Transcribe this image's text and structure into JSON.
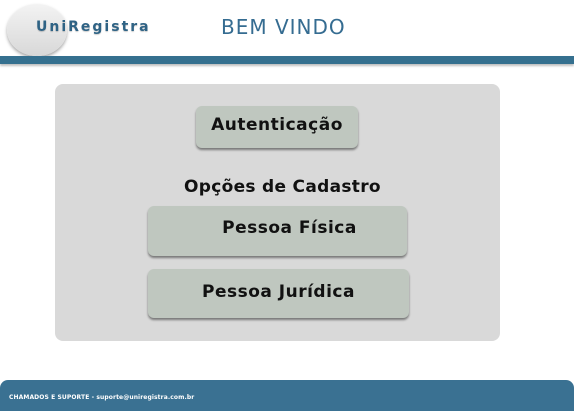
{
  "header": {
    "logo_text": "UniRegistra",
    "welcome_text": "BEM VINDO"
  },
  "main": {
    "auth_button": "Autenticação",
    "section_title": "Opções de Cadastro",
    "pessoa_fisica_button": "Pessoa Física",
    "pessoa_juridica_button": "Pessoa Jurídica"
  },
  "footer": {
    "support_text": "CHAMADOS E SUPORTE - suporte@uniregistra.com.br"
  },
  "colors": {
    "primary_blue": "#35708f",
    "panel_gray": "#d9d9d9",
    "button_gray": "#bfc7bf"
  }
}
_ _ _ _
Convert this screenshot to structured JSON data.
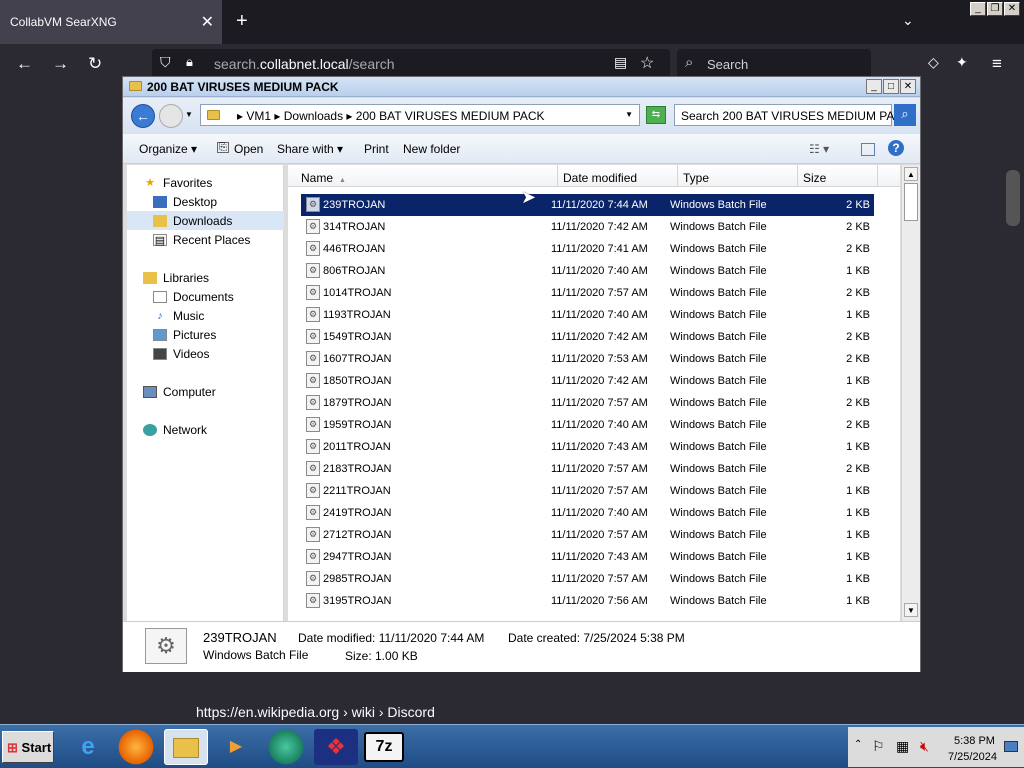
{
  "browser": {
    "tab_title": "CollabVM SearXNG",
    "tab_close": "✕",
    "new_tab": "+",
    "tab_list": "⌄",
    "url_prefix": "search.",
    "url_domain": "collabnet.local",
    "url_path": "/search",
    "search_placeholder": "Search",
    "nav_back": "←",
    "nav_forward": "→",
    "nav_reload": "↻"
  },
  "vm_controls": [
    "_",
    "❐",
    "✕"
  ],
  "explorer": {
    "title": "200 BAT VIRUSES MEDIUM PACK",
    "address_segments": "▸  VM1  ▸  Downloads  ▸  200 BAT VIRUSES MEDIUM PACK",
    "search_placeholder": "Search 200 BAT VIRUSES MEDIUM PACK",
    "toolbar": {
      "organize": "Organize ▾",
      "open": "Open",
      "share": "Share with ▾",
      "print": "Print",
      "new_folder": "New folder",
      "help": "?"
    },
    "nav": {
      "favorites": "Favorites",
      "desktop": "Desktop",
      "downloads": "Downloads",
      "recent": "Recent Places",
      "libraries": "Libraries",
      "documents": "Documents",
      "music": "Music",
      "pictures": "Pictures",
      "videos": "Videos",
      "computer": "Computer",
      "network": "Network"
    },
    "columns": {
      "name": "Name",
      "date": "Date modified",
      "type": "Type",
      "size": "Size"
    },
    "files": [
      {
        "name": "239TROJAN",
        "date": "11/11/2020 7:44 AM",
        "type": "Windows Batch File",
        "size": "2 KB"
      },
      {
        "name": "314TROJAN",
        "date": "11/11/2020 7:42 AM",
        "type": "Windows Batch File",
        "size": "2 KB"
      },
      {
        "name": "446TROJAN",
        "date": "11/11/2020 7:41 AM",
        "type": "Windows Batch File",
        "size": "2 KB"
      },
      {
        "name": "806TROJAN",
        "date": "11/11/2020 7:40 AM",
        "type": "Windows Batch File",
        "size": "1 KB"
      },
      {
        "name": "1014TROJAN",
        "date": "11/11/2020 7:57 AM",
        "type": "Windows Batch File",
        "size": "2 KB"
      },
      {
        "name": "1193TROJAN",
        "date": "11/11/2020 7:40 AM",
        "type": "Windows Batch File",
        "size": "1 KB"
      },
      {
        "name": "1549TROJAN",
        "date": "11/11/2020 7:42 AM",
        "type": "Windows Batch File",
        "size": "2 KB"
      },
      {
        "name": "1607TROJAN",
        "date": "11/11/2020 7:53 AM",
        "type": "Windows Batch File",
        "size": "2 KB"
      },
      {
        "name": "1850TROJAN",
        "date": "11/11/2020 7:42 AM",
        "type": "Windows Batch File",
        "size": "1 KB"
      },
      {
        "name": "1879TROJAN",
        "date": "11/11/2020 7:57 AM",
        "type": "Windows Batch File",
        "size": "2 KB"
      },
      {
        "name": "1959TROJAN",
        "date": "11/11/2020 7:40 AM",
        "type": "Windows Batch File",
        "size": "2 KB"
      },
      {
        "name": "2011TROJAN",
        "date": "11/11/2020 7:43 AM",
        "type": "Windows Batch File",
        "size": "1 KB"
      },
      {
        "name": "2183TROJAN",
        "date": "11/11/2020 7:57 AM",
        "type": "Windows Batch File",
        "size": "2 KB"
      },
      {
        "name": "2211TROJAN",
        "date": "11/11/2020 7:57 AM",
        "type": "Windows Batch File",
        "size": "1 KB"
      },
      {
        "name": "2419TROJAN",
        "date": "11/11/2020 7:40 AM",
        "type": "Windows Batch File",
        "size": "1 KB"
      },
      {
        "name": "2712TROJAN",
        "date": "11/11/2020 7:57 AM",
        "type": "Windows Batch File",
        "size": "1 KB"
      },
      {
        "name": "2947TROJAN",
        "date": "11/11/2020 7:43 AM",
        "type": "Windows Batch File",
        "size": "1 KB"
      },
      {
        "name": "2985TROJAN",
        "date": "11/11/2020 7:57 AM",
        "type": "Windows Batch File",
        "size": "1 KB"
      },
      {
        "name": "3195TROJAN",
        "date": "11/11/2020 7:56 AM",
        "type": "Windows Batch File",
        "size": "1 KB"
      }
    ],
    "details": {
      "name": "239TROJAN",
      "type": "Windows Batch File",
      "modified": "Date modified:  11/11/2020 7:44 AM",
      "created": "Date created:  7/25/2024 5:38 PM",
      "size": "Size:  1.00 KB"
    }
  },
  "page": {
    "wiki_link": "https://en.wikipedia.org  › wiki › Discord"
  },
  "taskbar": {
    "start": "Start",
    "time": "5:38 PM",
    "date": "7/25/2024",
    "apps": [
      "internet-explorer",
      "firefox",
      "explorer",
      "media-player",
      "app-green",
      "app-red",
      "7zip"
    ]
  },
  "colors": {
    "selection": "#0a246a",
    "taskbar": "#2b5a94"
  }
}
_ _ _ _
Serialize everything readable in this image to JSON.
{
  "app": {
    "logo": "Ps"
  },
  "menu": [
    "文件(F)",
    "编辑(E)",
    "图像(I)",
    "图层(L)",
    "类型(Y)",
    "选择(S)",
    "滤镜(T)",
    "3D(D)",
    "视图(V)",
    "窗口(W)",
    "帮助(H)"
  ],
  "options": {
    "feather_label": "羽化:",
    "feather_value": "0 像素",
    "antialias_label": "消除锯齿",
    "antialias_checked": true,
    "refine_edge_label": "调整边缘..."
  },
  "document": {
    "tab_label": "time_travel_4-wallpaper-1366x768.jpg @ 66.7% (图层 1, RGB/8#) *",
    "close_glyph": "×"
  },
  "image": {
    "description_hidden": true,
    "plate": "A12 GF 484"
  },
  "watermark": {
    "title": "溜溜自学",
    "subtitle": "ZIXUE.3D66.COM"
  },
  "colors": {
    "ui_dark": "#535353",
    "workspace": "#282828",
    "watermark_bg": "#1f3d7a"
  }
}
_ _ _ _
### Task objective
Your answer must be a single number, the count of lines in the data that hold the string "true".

### Reply
2